Following are the different types of operating systems of a server. Read to know the details of all:

Microsoft Windows Servers

Windows for Workgroups could be considered Microsoft’s first foray into server operating systems, as it allowed certain computers to share resources and handle client requests, thus functioning as servers. However, Microsoft’s first dedicated server OS was Windows NT, with its notable versions 3.5 and 3.51 used in many business networks. 

This evolved into the Windows Server series still in use today, with the latest version being Windows Server 2016. This version supports a range of applications and databases and includes a hypervisor for running virtual servers.

Linux / Unix Servers

Another key player in the server OS market is Linux/Unix. This includes various versions like Red Hat Enterprise Linux, Debian, and CentOS. As an open-source operating system, Linux is particularly popular for web servers, often running the Apache web application server.

Cloud Servers

Cloud servers are virtual servers hosted on third-party infrastructure via an open network like the Internet. Key players in this space include Google Cloud Platform, Microsoft Azure, and IBM Cloud. Amazon’s AWS was a trailblazer in corporate cloud computing, initially leveraging Amazon’s spare server capacity. AWS now offers customers the ability to create virtual servers on-demand and adjust resources as needed.

In today’s world, a server might just be data within physical hardware comprising multiple processors, disk drives, memory, and network connections.
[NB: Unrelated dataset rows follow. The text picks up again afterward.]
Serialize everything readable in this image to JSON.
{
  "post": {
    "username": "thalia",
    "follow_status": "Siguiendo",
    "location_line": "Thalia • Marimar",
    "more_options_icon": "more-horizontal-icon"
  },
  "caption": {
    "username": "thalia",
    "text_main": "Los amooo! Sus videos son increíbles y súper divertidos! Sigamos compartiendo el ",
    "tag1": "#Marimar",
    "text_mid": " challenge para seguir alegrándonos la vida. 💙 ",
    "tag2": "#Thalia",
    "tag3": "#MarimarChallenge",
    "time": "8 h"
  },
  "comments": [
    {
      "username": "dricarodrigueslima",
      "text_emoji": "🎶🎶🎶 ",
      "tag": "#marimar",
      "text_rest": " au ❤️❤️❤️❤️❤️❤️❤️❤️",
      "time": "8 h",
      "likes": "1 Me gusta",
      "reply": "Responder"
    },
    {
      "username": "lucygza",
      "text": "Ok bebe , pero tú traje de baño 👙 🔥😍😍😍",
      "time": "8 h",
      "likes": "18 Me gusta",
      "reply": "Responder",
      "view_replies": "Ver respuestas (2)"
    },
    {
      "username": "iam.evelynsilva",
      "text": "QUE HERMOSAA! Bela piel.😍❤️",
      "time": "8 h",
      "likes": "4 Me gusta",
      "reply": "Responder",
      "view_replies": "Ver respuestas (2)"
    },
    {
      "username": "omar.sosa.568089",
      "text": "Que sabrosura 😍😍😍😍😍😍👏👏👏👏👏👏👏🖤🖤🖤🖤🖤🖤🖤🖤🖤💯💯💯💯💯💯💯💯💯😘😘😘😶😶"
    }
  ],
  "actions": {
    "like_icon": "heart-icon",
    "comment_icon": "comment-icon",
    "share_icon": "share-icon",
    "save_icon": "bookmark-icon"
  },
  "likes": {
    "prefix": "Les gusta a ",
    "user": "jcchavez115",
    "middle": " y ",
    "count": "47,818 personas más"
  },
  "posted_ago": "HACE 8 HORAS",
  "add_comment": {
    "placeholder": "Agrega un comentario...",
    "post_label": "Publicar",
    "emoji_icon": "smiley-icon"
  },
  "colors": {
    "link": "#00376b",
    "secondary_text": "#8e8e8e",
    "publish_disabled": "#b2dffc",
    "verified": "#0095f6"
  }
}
Yet, at its core, a server remains a system that processes requests from clients.